(Items from an interface collection)
=== Section Start ===
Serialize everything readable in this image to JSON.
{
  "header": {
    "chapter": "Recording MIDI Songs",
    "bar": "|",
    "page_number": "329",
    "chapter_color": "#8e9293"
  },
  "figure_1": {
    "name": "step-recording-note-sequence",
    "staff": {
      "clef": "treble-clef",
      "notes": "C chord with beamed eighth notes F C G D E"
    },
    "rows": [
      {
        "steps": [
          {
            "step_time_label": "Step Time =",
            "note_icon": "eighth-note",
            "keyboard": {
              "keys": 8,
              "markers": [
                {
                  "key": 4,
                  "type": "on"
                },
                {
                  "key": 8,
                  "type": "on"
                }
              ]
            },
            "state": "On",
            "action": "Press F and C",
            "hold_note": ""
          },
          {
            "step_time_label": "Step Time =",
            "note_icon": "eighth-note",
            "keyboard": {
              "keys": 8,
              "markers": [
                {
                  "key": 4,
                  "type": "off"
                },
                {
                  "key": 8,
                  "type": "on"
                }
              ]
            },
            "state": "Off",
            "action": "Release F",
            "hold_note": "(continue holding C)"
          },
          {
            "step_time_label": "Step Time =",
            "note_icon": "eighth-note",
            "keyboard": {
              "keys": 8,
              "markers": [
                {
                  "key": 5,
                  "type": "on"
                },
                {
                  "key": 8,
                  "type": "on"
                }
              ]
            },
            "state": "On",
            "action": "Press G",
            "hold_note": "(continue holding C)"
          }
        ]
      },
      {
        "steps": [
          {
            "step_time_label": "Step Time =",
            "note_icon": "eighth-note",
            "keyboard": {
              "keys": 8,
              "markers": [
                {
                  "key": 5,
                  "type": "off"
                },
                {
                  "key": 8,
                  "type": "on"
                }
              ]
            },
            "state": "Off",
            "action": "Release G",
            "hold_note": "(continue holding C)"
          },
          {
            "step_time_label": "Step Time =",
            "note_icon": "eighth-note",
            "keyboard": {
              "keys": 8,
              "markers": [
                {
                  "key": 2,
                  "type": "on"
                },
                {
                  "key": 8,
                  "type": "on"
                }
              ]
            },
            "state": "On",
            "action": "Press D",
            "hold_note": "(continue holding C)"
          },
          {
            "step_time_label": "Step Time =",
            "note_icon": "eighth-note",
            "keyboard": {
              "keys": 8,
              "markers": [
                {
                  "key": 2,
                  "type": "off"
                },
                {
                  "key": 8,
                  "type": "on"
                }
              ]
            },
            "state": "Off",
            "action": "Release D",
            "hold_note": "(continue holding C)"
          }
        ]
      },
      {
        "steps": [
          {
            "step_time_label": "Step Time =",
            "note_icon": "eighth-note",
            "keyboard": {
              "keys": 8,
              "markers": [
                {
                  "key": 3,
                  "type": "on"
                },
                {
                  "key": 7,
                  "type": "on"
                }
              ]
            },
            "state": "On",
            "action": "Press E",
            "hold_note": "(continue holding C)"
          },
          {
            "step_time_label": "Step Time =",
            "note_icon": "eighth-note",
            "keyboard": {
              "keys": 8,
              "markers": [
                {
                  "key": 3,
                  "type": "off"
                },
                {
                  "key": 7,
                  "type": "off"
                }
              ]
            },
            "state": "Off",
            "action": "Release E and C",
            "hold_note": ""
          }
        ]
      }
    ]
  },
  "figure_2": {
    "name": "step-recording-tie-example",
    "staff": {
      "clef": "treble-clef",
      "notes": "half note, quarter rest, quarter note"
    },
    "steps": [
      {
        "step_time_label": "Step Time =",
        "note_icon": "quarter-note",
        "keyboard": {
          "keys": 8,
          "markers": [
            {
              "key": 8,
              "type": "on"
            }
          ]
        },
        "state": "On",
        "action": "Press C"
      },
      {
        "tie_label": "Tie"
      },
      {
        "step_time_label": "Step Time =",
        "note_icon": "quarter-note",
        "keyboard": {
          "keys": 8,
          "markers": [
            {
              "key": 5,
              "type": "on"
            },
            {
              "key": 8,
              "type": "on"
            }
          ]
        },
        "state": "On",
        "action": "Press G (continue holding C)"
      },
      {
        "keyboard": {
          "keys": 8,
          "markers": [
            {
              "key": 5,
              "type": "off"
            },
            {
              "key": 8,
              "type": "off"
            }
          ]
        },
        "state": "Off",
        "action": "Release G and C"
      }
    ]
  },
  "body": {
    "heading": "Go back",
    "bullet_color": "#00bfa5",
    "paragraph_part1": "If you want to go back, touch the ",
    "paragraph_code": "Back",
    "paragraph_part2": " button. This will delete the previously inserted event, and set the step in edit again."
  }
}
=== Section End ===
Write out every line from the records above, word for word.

Serialize everything readable in this image to JSON.
{
  "header": {
    "chapter": "Recording MIDI Songs",
    "bar": "|",
    "page_number": "329",
    "chapter_color": "#8e9293"
  },
  "figure_1": {
    "name": "step-recording-note-sequence",
    "staff": {
      "clef": "treble-clef",
      "notes": "C chord with beamed eighth notes F C G D E"
    },
    "rows": [
      {
        "steps": [
          {
            "step_time_label": "Step Time =",
            "note_icon": "eighth-note",
            "keyboard": {
              "keys": 8,
              "markers": [
                {
                  "key": 4,
                  "type": "on"
                },
                {
                  "key": 8,
                  "type": "on"
                }
              ]
            },
            "state": "On",
            "action": "Press F and C",
            "hold_note": ""
          },
          {
            "step_time_label": "Step Time =",
            "note_icon": "eighth-note",
            "keyboard": {
              "keys": 8,
              "markers": [
                {
                  "key": 4,
                  "type": "off"
                },
                {
                  "key": 8,
                  "type": "on"
                }
              ]
            },
            "state": "Off",
            "action": "Release F",
            "hold_note": "(continue holding C)"
          },
          {
            "step_time_label": "Step Time =",
            "note_icon": "eighth-note",
            "keyboard": {
              "keys": 8,
              "markers": [
                {
                  "key": 5,
                  "type": "on"
                },
                {
                  "key": 8,
                  "type": "on"
                }
              ]
            },
            "state": "On",
            "action": "Press G",
            "hold_note": "(continue holding C)"
          }
        ]
      },
      {
        "steps": [
          {
            "step_time_label": "Step Time =",
            "note_icon": "eighth-note",
            "keyboard": {
              "keys": 8,
              "markers": [
                {
                  "key": 5,
                  "type": "off"
                },
                {
                  "key": 8,
                  "type": "on"
                }
              ]
            },
            "state": "Off",
            "action": "Release G",
            "hold_note": "(continue holding C)"
          },
          {
            "step_time_label": "Step Time =",
            "note_icon": "eighth-note",
            "keyboard": {
              "keys": 8,
              "markers": [
                {
                  "key": 2,
                  "type": "on"
                },
                {
                  "key": 8,
                  "type": "on"
                }
              ]
            },
            "state": "On",
            "action": "Press D",
            "hold_note": "(continue holding C)"
          },
          {
            "step_time_label": "Step Time =",
            "note_icon": "eighth-note",
            "keyboard": {
              "keys": 8,
              "markers": [
                {
                  "key": 2,
                  "type": "off"
                },
                {
                  "key": 8,
                  "type": "on"
                }
              ]
            },
            "state": "Off",
            "action": "Release D",
            "hold_note": "(continue holding C)"
          }
        ]
      },
      {
        "steps": [
          {
            "step_time_label": "Step Time =",
            "note_icon": "eighth-note",
            "keyboard": {
              "keys": 8,
              "markers": [
                {
                  "key": 3,
                  "type": "on"
                },
                {
                  "key": 7,
                  "type": "on"
                }
              ]
            },
            "state": "On",
            "action": "Press E",
            "hold_note": "(continue holding C)"
          },
          {
            "step_time_label": "Step Time =",
            "note_icon": "eighth-note",
            "keyboard": {
              "keys": 8,
              "markers": [
                {
                  "key": 3,
                  "type": "off"
                },
                {
                  "key": 7,
                  "type": "off"
                }
              ]
            },
            "state": "Off",
            "action": "Release E and C",
            "hold_note": ""
          }
        ]
      }
    ]
  },
  "figure_2": {
    "name": "step-recording-tie-example",
    "staff": {
      "clef": "treble-clef",
      "notes": "half note, quarter rest, quarter note"
    },
    "steps": [
      {
        "step_time_label": "Step Time =",
        "note_icon": "quarter-note",
        "keyboard": {
          "keys": 8,
          "markers": [
            {
              "key": 8,
              "type": "on"
            }
          ]
        },
        "state": "On",
        "action": "Press C"
      },
      {
        "tie_label": "Tie"
      },
      {
        "step_time_label": "Step Time =",
        "note_icon": "quarter-note",
        "keyboard": {
          "keys": 8,
          "markers": [
            {
              "key": 5,
              "type": "on"
            },
            {
              "key": 8,
              "type": "on"
            }
          ]
        },
        "state": "On",
        "action": "Press G (continue holding C)"
      },
      {
        "keyboard": {
          "keys": 8,
          "markers": [
            {
              "key": 5,
              "type": "off"
            },
            {
              "key": 8,
              "type": "off"
            }
          ]
        },
        "state": "Off",
        "action": "Release G and C"
      }
    ]
  },
  "body": {
    "heading": "Go back",
    "bullet_color": "#00bfa5",
    "paragraph_part1": "If you want to go back, touch the ",
    "paragraph_code": "Back",
    "paragraph_part2": " button. This will delete the previously inserted event, and set the step in edit again."
  }
}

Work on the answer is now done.